Known medieval texts neither describe nor discuss about the possibility of a chromatic scale. But, reading Boethius's De institutione musica, easy to be found in monastic libraries since 9th century on, the monks could learn a lot about semitones both from pythagorean tradition and from Aristoxen's. There are only few lines, but enough, dedicated to the description of Aristoxen's practical method to divide the monochord. From this source the medieval scholar could learn a practical method in order to draw a correct chromatic scale of 12 tempered semitones. We discuss about this in another blog in this website
connecting astronomical and musical knowledges through 10th and 12th centuries. Anyway, this idea comes from very early roman sources: Plinius and Boethius. In case the author of Santiago instrument intended to describe a revolutionary full chromatic/polyphonic keyboard we can suppose he was aware of that very ancient tradition.
On the other side, the musician who is in charge of turning the crank, by a smooth, even movement of his right hand, can also lift one or even two of the strings from the edge of the wheel with his left hand in order to stop them vibrating. This way you can either avoid conflicts between the voices or stop undesired drone effects.
LISTEN TO POLYPHONIC SYMPHONIA:
ORGANISTRUM COULD BE A WRONG NAME.
- Reading Ch.Page articles in GSJ 1982, 83 convinced me to think about the name Organistrum
- Guido D'Arezzo Micrologus, XVIII, 1-18 pushed me to prefer the name Symphonia:
"...symphoniae, id est aptae vocum copulationes dicuntur, cum symphonia et de omni cantu dicatur." trad.: "...symphoniae are sound combinations, but this name indicates all songs"
Then, in Regulae rhythmicae the same author writes:
"Quinque habet ipsa tonos, duo semitonia;
Habet in se diapente et diatessaron;
maxima symphoniarum et vocum est unitas"
"(the diapason) contains 5 tones and 2 semitones/the fifth and the fourth/is the highest unity of symphoniae, or sounds"
SYMPHONIA matches with the medieval highest idea of music and sound, while ORGANISTRUM sounds like a deformation of the word ORGAN and like a ridiculous nickname.
Then, the name Organistrum fits better the later "one-man Lyre", a diatonic, melodic instruments with drones, sort of early hurdygurdy used for secular music.
(Ch.Page is of the same opinion)
BUILDING A REPLICA OF SANTIAGO DE COMPOSTELA INSTRUMENT

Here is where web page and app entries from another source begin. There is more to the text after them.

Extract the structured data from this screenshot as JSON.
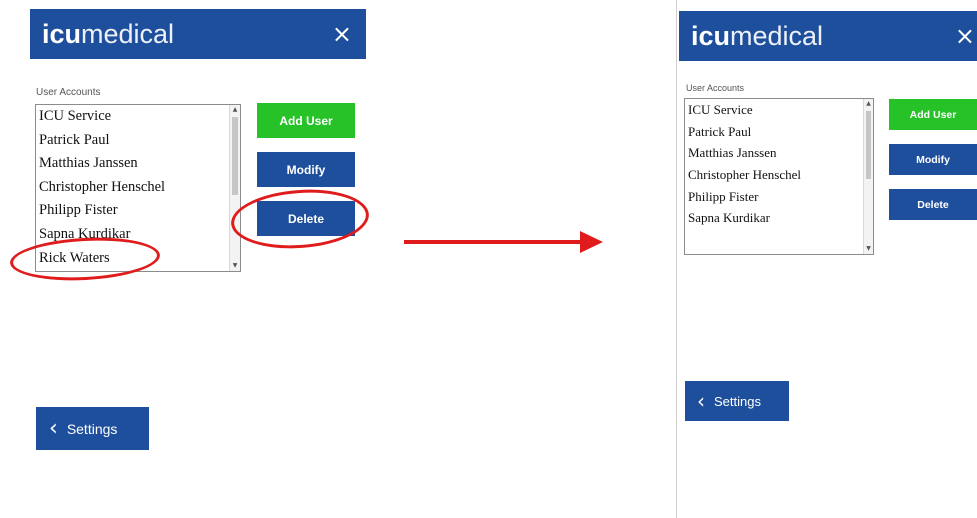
{
  "left": {
    "logo_bold": "icu",
    "logo_light": "medical",
    "close_glyph": "×",
    "caption": "User Accounts",
    "users": [
      "ICU Service",
      "Patrick Paul",
      "Matthias Janssen",
      "Christopher Henschel",
      "Philipp Fister",
      "Sapna Kurdikar",
      "Rick Waters"
    ],
    "buttons": {
      "add": "Add User",
      "modify": "Modify",
      "delete": "Delete"
    },
    "settings": {
      "chevron": "‹",
      "label": "Settings"
    }
  },
  "right": {
    "logo_bold": "icu",
    "logo_light": "medical",
    "close_glyph": "×",
    "caption": "User Accounts",
    "users": [
      "ICU Service",
      "Patrick Paul",
      "Matthias Janssen",
      "Christopher Henschel",
      "Philipp Fister",
      "Sapna Kurdikar"
    ],
    "buttons": {
      "add": "Add User",
      "modify": "Modify",
      "delete": "Delete"
    },
    "settings": {
      "chevron": "‹",
      "label": "Settings"
    }
  },
  "colors": {
    "brand_blue": "#1e4f9c",
    "add_green": "#27c227",
    "annotation_red": "#e01b1b"
  },
  "icons": [
    "close-icon",
    "chevron-left-icon",
    "arrow-right-icon"
  ]
}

I chose one big Red Willow (Salix purpurea) planck, seasoned in nature, from which I carved the sound box and the base of the keyboard in one piece, average thickness 8-10 mm. Flat back, flat sides as in the original.
Total length 940mm

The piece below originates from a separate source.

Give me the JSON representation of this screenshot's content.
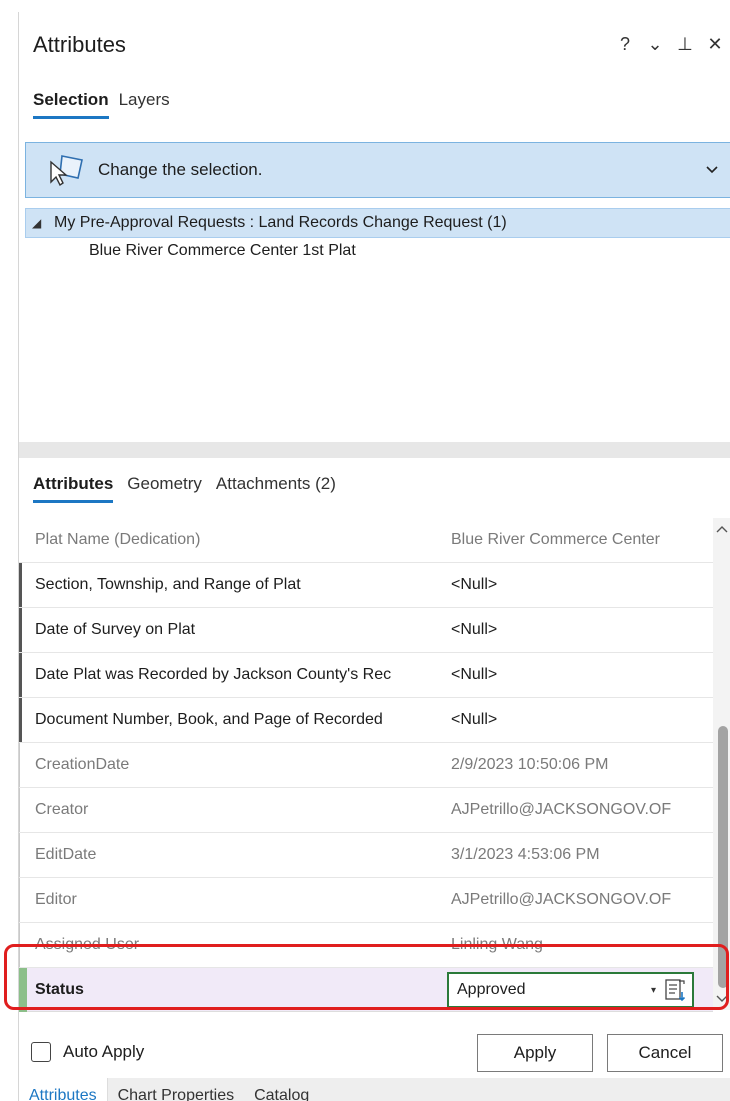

Max width 230mm
In the bottom of sound box I drilled a 10mm hole for the wooden axis, made of Beech (Fagus silvestris). Axis ends into another hole of 10mm drilled directly with no axle box in a wooden bar (Spruce) 15mm thick, glued between the two lobes of sound box which has been carved out of one piece of Spruce (Picea abies) 8mm thick with no other bars glued underneath. Keyboard box is independent from the body of the instrument and can be easily removed to modify general level of the bars, changing their angle with the strings or making reparations. The 11 bars of the keys, diameter 10mm, are of Pine (Pinus nigra) and the 55 pivoting tangents of Beech. The problem of the distances among the bars is discussed in the present article. To avoid noise made by the bars returning to their previous position, after being pulled up to play, a stripe of cloth has been glued at the bottom of the keyboard. The carved lid has been made of Spruce, 8mm thick and is simply interlocked with the body of the keyboard without any hinge or other device.
The wheel, 11cm wide and 20mm thick is of Walnut (Juglans regia) and forced on wooden axis without any screw, nail, or wedge. No axle box at the end. The Beech crank , stuck in the square end of the axis, can be easily removed. The soundboard is glued to the body of the instrument , no sound pole in it. The bridge is of Poplar (Populus nigra) reinforced with a Beech edge. The tailpiece of Chestnut (Castanea sativa) is linked to the bottom of sound box by a leather lace. Tuning pegs are of Beech, no need for a tuning key. Two light layers of pure almond oil have been used as finishing . Gut strings: 0.80, 1.10, 1.40mm.